Michael Barone has a long post today on the possibility of prosecuting reporters and/or publishers for violating the Espionage Act:

Part of me says that a prosecution of the Times and its sources would be fully justified... That part of me also tends to think that the Times, in its contradictory stances on the Plame and NSA disclosures, has been acting out of malicious political motives and in reckless disregard of the real security interests of the United States. So a prosecution would be a fair comeuppance. But part of me is also genuinely queasy about the prospects of prosecutions of the press, queasy about the possibility of selective prosecution if not now then in the future, queasy about giving prosecutors the task of determining which secrets are essential to the national security and which are just the results of casual overclassification, queasy lest the government by overclassification enforced by prosecution should unduly restrict the flow of information to the public.

The answer when there are grave risks on all sides is that everyone should act with caution and restraint. The Times hasn't. It has recklessly brought this peril on itself. But that doesn't mean that the government shouldn't act with caution and restraint. I'm glad the decision isn't mine to make. What's your call?

I'm glad you asked. Here's my call, from about five months back:

Speaking as just one of the multitudes of "little people" with security clearances who're regularly reminded of the severe legal penalties for just making an honest mistake in failing to protect classified information (never mind deliberately revealing anything), I can't say I feel any sympathy for the bigger wigs in D.C. who just as regularly commit violations that would put me in jail.

The law applies to everybody equally--or at least it ought to. Pat Leahy, Dick Shelby, Sandy-freakin'-Berger and everybody who works for them ought to face the same jeopardies I do when it comes to protecting this information, and if Jack Shafer and "national security reporters" don't like it, tough.

You want to try and change those laws and/or their penalties, go right ahead. It's a free country. But don't sit there and tell me the "big boys" deserve the special privilege they've been getting from federal prosecutors who don't want to cross the press.

That goes for the "journalists" who knowingly publish classified information as well.
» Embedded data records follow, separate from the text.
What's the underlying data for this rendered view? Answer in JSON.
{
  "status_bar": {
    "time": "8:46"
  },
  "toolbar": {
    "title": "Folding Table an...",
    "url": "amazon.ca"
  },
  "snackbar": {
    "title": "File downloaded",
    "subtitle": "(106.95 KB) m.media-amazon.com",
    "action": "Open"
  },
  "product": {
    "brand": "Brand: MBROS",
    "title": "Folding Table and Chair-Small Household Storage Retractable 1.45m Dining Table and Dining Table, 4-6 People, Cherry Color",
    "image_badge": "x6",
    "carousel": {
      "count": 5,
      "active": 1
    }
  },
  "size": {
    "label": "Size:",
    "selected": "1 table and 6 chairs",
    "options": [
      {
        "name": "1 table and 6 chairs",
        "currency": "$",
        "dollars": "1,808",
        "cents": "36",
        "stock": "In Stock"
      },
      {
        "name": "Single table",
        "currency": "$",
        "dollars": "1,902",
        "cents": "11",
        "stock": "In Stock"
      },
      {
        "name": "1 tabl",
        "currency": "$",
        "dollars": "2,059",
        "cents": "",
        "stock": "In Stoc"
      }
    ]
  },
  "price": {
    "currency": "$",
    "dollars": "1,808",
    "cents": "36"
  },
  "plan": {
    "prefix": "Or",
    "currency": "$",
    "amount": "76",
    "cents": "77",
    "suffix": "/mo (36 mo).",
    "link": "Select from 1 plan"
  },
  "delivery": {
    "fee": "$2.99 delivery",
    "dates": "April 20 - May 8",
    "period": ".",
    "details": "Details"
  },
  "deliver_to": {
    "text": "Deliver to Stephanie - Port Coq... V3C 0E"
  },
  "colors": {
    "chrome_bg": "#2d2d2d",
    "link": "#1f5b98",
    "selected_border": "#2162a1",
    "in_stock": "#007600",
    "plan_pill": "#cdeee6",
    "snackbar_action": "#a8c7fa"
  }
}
The law is the same for everybody--or at least it should be. As I've said many times before, reporters are not superior beings. They are not entitled to a seperate set of rules from everybody else.

If the law applies to me, it damn well also applies to them.